[Record excerpts — start]

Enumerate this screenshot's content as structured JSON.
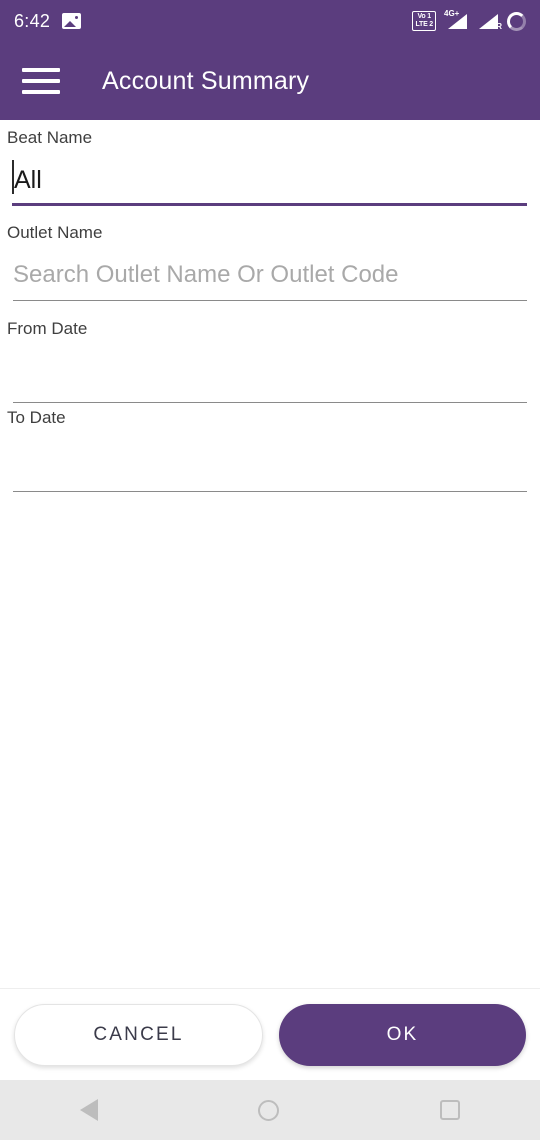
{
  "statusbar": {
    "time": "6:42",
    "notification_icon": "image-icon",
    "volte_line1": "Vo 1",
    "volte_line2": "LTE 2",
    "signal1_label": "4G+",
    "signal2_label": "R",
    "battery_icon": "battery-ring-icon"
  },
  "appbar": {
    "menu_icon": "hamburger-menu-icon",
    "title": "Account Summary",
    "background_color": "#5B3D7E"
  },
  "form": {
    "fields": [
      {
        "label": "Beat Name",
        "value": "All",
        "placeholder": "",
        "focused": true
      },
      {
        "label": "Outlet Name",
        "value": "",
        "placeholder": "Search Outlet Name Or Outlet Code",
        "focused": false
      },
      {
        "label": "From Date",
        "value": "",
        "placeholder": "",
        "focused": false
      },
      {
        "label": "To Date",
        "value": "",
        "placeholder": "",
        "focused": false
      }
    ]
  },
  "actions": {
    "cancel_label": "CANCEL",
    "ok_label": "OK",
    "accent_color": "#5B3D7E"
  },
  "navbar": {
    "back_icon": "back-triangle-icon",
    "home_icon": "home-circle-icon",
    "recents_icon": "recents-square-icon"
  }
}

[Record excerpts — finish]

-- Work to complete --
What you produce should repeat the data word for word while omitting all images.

-- Output below --
Enumerate this screenshot's content as structured JSON.
{
  "statusbar": {
    "time": "6:42",
    "notification_icon": "image-icon",
    "volte_line1": "Vo 1",
    "volte_line2": "LTE 2",
    "signal1_label": "4G+",
    "signal2_label": "R",
    "battery_icon": "battery-ring-icon"
  },
  "appbar": {
    "menu_icon": "hamburger-menu-icon",
    "title": "Account Summary",
    "background_color": "#5B3D7E"
  },
  "form": {
    "fields": [
      {
        "label": "Beat Name",
        "value": "All",
        "placeholder": "",
        "focused": true
      },
      {
        "label": "Outlet Name",
        "value": "",
        "placeholder": "Search Outlet Name Or Outlet Code",
        "focused": false
      },
      {
        "label": "From Date",
        "value": "",
        "placeholder": "",
        "focused": false
      },
      {
        "label": "To Date",
        "value": "",
        "placeholder": "",
        "focused": false
      }
    ]
  },
  "actions": {
    "cancel_label": "CANCEL",
    "ok_label": "OK",
    "accent_color": "#5B3D7E"
  },
  "navbar": {
    "back_icon": "back-triangle-icon",
    "home_icon": "home-circle-icon",
    "recents_icon": "recents-square-icon"
  }
}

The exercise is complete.